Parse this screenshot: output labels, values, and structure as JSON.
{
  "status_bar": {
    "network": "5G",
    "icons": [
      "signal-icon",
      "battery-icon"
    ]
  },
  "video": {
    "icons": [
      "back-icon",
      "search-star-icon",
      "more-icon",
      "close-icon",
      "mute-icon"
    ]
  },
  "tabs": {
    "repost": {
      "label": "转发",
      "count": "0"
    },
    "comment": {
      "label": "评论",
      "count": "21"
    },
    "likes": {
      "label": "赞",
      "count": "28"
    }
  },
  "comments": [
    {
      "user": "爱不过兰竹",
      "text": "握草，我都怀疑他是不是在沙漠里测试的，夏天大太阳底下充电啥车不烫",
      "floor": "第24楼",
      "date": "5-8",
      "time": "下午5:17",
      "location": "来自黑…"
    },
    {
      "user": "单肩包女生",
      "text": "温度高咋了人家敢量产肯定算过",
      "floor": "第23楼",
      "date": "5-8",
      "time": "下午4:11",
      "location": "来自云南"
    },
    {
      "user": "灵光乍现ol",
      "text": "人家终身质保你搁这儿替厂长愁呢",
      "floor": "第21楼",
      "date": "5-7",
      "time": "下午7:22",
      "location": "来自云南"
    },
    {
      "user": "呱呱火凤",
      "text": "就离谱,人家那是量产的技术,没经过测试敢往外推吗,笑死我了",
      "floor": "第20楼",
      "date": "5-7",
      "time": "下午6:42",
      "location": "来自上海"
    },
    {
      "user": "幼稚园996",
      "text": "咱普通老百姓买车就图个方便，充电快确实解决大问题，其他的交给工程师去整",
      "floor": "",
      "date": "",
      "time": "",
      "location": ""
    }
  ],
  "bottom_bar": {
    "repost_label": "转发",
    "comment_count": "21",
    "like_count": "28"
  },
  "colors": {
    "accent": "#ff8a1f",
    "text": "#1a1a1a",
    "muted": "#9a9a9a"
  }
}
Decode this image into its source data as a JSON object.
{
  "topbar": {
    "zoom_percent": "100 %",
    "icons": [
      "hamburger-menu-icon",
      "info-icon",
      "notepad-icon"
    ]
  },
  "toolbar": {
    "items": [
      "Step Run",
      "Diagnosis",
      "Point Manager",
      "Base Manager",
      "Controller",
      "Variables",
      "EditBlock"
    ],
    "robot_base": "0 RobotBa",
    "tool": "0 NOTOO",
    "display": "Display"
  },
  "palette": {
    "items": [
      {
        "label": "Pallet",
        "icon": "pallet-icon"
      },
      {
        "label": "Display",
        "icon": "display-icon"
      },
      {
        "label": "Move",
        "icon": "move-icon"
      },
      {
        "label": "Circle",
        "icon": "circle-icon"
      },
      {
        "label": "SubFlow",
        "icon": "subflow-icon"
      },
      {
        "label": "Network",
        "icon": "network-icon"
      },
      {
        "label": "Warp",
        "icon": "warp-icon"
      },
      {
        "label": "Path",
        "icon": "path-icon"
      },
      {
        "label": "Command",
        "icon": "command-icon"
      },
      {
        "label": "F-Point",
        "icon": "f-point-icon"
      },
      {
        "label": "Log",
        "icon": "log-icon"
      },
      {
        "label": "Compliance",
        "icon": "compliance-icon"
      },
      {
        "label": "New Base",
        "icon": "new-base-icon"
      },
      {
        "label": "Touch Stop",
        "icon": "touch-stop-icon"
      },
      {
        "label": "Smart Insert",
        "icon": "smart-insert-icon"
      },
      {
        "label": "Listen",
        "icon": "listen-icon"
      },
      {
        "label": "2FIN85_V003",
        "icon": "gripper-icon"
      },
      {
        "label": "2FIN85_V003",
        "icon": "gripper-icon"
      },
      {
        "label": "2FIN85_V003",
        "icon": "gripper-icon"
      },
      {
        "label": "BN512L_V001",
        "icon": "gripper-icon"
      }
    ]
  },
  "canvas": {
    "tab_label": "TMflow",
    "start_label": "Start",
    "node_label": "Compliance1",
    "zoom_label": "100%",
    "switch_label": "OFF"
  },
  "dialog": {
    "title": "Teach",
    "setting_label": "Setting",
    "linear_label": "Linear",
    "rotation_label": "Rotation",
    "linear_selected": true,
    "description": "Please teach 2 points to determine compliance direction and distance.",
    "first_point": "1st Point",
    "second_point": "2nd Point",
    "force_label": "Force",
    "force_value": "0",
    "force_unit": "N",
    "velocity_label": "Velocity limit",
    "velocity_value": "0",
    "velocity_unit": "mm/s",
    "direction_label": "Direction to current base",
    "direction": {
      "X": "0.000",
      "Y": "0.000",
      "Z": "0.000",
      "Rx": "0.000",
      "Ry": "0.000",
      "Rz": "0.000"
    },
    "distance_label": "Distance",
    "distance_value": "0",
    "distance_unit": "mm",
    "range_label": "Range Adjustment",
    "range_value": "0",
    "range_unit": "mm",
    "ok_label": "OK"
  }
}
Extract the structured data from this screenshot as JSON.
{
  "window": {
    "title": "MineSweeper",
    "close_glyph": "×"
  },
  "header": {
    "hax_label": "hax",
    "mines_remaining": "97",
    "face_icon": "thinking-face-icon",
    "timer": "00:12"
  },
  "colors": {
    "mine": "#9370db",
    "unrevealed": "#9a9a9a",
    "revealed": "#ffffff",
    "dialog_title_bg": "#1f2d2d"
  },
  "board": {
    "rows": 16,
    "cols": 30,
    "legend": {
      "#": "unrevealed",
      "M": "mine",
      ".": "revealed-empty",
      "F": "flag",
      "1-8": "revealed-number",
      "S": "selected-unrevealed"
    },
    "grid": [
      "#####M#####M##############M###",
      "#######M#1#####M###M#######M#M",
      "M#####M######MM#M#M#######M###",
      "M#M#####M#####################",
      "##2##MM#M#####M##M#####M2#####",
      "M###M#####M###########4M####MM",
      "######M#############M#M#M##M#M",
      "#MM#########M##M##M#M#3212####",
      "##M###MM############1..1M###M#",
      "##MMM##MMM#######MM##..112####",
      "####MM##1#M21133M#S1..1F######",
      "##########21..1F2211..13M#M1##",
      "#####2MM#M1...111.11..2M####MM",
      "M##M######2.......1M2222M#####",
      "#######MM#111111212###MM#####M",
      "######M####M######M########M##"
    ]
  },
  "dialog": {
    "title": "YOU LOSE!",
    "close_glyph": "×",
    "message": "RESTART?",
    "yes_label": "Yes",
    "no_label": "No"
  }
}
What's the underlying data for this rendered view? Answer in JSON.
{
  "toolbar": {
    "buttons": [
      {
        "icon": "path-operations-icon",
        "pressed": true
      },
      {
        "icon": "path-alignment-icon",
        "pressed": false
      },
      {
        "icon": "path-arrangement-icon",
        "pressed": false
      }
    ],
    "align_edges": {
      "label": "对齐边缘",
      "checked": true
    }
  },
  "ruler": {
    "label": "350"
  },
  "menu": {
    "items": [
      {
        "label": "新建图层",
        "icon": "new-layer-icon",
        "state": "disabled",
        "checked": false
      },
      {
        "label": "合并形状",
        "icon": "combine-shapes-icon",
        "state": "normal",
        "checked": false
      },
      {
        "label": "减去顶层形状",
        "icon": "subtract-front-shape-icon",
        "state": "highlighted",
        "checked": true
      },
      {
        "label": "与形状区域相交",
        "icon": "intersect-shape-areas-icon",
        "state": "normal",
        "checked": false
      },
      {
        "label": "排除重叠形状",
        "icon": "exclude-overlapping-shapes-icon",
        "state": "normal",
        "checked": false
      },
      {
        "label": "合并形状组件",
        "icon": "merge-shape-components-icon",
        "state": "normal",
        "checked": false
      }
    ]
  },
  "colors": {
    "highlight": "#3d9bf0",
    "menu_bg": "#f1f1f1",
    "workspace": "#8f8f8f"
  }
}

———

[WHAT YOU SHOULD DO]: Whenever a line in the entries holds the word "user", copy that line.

[TASK ANSWER]:
      "user": "爱不过兰竹",
      "user": "单肩包女生",
      "user": "灵光乍现ol",
      "user": "呱呱火凤",
      "user": "幼稚园996",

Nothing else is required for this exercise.